It began with the Feynman diagram which I introduced earlier in the context of relativistic kinematics. In Fig. 1 I show the Feynman diagrams for single and double photon exchange in quantum electrodynamics or , for which Richard P. Feynman shared a Nobel Prize. As before, I will draw Feynman diagrams "left to right" instead of the conventional "down to up." The idea of was (and is) that all electromagnetic interactions between charged particles can be described in terms of the exchange of photons created by one particle and destroyed by another. The simplest case is the "first-order" diagram in Fig. 1, where two electrons exchange a single photon. The next (second-order) process is a factor of less important, where is the fine structure constant (not a very mnemonic name any more), which is (sort of) the strength of the "vertex" (the point where the photon begins or ends). Because each successive diagram (single photon exchange, double photon exchange, triple photon exchange ) is a factor of about 19,000 less important than the one before, is a perturbation theory that converges very rapidly. That is, you can get a pretty accurate result with very few diagrams.
Figure: Feynman diagrams for electromagnetic electron-electron scattering in first order (left) and second order (right).
Each diagram, you see, is rigourously equivalent
to a big messy integral which is definitely less appealing to
the brain's right hemisphere; but the big integral can be evaluated
to give the correct formula for the interaction of the two
electrons to that order in

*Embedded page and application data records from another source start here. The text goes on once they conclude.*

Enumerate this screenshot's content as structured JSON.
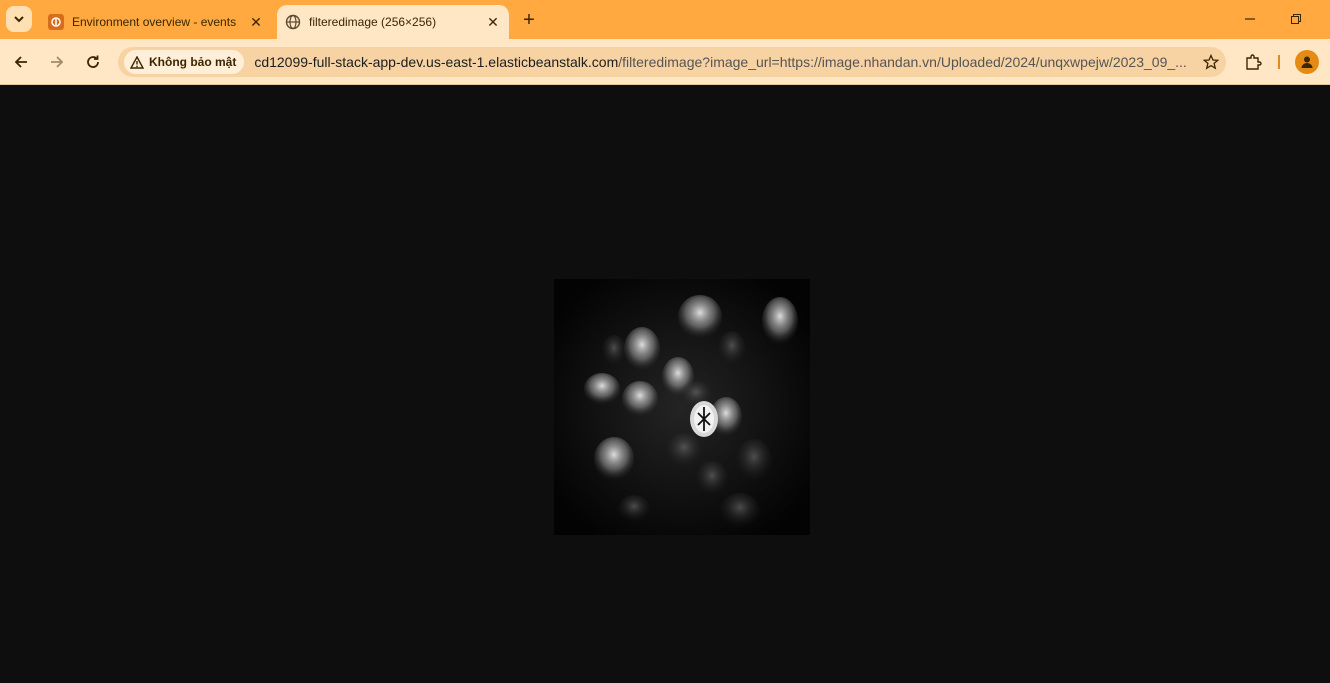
{
  "browser": {
    "tabs": [
      {
        "title": "Environment overview - events",
        "favicon": "elastic-beanstalk-icon",
        "active": false
      },
      {
        "title": "filteredimage (256×256)",
        "favicon": "globe-icon",
        "active": true
      }
    ],
    "security_label": "Không bảo mật",
    "url_host": "cd12099-full-stack-app-dev.us-east-1.elasticbeanstalk.com",
    "url_path": "/filteredimage?image_url=https://image.nhandan.vn/Uploaded/2024/unqxwpejw/2023_09_..."
  },
  "content": {
    "image_alt": "filtered grayscale image",
    "background": "#0e0e0e"
  },
  "colors": {
    "tabstrip": "#ffa940",
    "toolbar": "#ffe7c6",
    "omnibox": "#f7d3a3"
  }
}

, properly taking
into account all the ramifications of quantum field theory.
Let's take another step back
for better perspective.